You are asked to filter the data below and copy every line holding "JSON".

Excerpts from an interface dataset:

......

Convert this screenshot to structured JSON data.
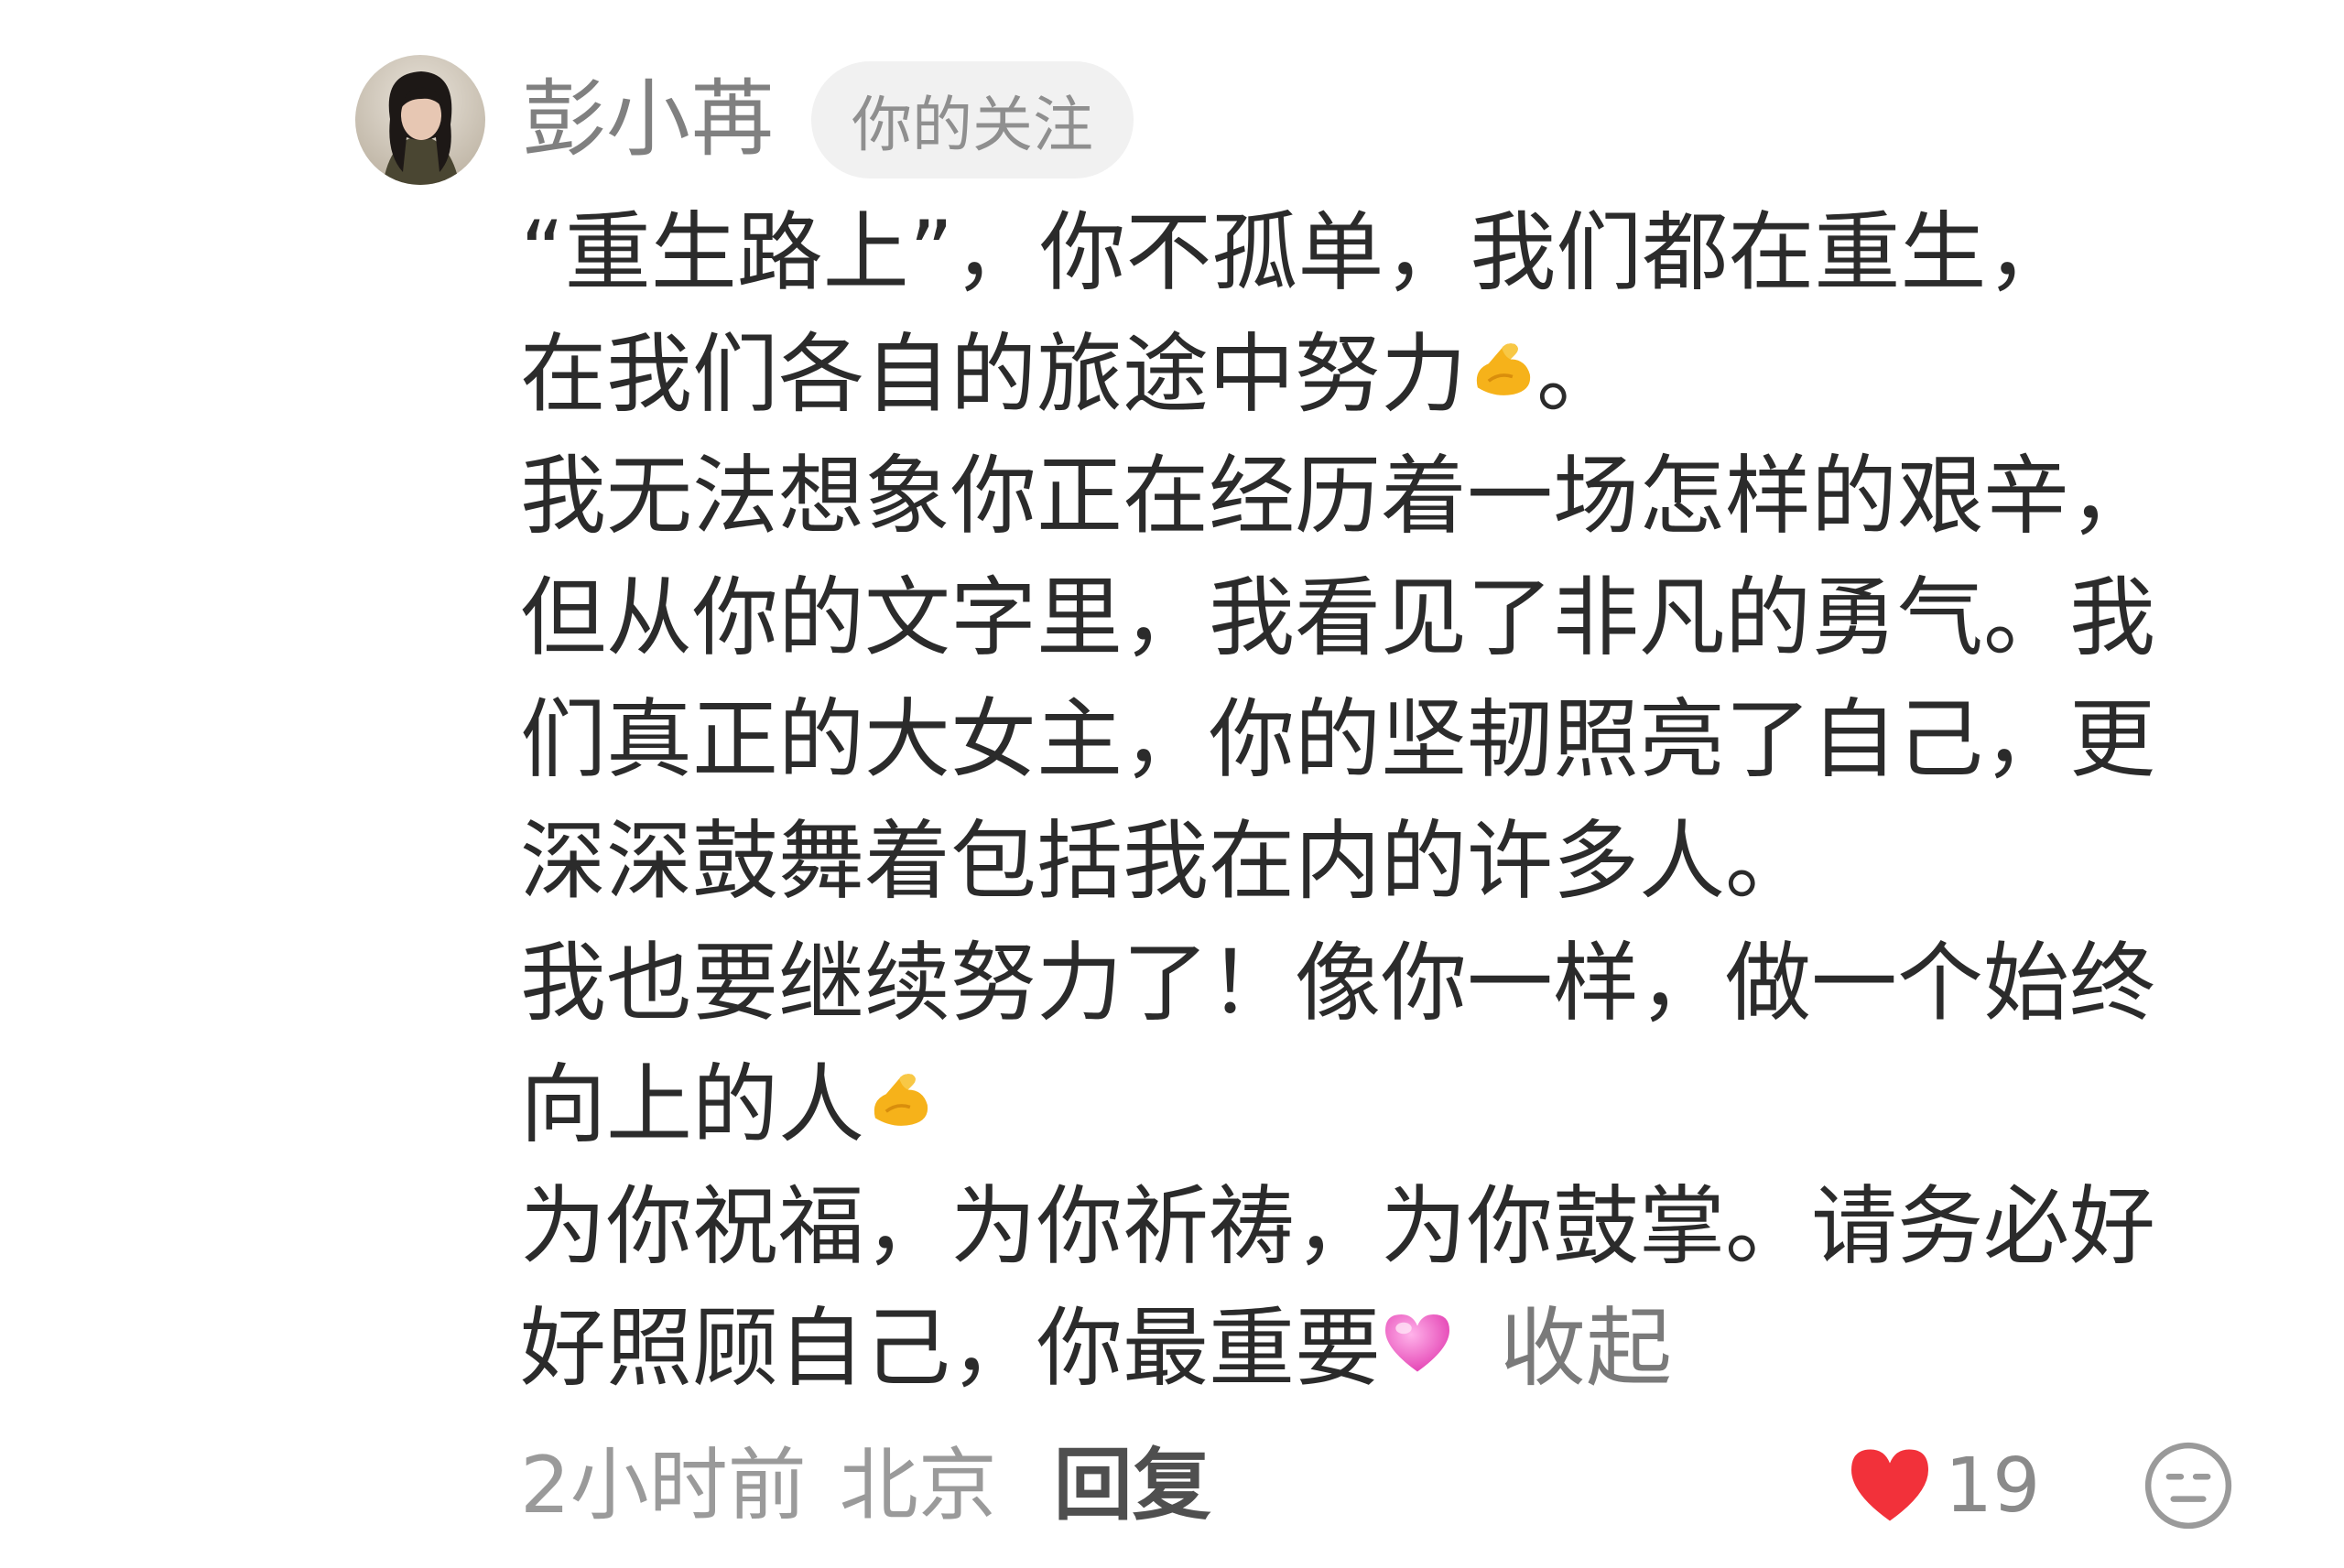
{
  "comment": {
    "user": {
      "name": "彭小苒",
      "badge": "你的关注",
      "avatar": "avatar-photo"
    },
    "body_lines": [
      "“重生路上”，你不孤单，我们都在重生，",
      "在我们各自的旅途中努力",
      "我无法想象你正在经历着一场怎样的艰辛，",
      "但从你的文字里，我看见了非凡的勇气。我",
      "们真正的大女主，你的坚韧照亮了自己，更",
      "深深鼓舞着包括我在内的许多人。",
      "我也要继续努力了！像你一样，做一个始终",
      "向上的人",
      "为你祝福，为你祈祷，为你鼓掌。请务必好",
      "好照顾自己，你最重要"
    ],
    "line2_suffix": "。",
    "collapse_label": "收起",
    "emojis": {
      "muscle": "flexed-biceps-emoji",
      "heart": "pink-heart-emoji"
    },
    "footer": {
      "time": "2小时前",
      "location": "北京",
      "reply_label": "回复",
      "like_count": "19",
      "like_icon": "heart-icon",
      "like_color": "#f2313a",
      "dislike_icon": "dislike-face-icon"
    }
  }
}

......

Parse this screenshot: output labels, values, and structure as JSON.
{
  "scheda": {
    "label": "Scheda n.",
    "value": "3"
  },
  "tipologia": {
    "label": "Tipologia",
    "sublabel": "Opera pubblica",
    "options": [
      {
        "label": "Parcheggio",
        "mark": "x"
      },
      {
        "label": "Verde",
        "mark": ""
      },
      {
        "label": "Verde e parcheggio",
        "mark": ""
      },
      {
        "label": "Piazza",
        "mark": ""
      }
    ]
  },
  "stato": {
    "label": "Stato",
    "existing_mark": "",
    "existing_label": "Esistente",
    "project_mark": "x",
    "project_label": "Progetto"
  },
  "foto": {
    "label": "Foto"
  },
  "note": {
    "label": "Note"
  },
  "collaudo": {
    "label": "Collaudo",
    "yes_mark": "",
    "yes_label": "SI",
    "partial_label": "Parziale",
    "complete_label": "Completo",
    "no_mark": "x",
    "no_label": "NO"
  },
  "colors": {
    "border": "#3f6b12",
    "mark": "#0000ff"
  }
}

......

SOLUTION ::
Convert this screenshot to structured JSON data.
Parse this screenshot: output labels, values, and structure as JSON.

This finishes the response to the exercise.